Now that the water is moving, it progresses through the group, followed by exiting the shower screen.  It then comes into contact with a resistant barrier (the packed coffee dose).  Instead of permeating through the coffee, water is continually pumped into an open head space above the coffee. Once all of this space has been used up and there is nowhere else to go the water is forced through the coffee.

The coffee and the holes in the basket are effectively the exit point for the water. They’re simply resistors, so the flow rate is defined simply by the rate in which the coffee travels through these resistors.  We use liquid water to make coffee, which makes the discussion of pressure somewhat easier. Unlike something like air that will readily compress significantly under pressure, water is almost completely uncompressible. For example, at 4km beneath the ocean’s surface water only compresses by 1.8% by volume. Hydraulic cranes work by filling metal sleeves with water that will not compress even when lifting very heavy objects.  We know that water expands when temperatures deviate from 4 ºC, but, in terms of an espresso machine, the density of water is only a function of temperature, not pressure, and this means that we can measure the flow rate in L/min.  Any object in the way of the flow of this water will slow its rate.

It gets tricky here, because in an open system (where the water can leave by for instance flowing out of the basket) means we must consider displacement. The water entering the basket displaces the water already occupying the basket. Given that the basket (including coffee) is the resistor; the rate of displacement defines the “pressure” in the basket. Note that this effective pressure is simply measured by flow rate, and hence if the pump pressure decreases the flow rate does too.  Not because the water itself is less pressurised, but because the force pushing the water is less.  When we increase pump pressure we increase the flow rate of water exiting the shower screen and vice versa for a lower pump pressure.

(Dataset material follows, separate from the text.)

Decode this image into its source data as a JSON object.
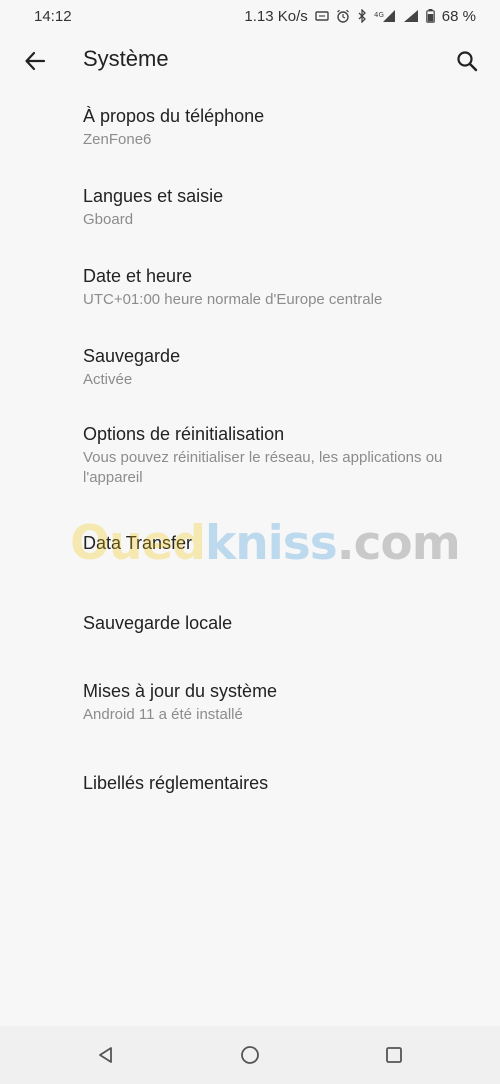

There is another way to lower the flow rate coming out of the group head called a flow restrictor.  A flow restrictor is basically a little pipe that the water passes through during its path to meet the coffee. It effectively funnels water into a narrower pipe, and like traffic on a motorway getting pushed into one lane, the same volume of traffic will now take longer to pass the same distance effectively slowing the traffic rate.

If we consider a machine that has a pump achieving 9 bar pressure pumping water through the group. We then install a narrower flow restrictor in the path. This slows the flow of water down at the point of the flow restrictor, which directly decreases the flow immediately after the flow restrictor.  Our  pump pressure remains high,  but the rate at which the coffee brews goes down.  We have effectively lowered the flow rate using a flow restrictor rather than just lowering the pump. There are mechanical issues to consider but in essence the flow restriction and pump pressure impact flow rate the same way through different modes.

It’s much easier to just adjust the pump rather than exchange a flow restrictor.

To help illustrate this problem, below is an image that show that as the flow restrictor becomes narrower, there is a greater difference between incident flow rate (i.e. incoming pump pressure) and exit flow rate (i.e. the flow of water after all resistors have acted on the water).  Furthermore, you can achieve exactly the same effective flow rate with any flow restrictor, Simply by adjusting the pump pressure to compensate for the flow restriction.

This first image displays how different in going flow rates create different out going flow rates with different flow restrictors


This second image displays how flow rate going in can be altered to achieve the same outgoing flow rate when the flow restrictors are different.


It would appear that discussing pressure and flow restrictors over complicates the discussion. In terms of sharing brewing parameters it makes more sense to describe the amount of water that exits the group in a given time with no resistance. This way we implicitly understand the relationship between pump and flow restriction on a given machine.  It also removes the obvious variable of grind size, which directly determines how strong a resistor the coffee bed is.

Leave a comment

Filed under Uncategorized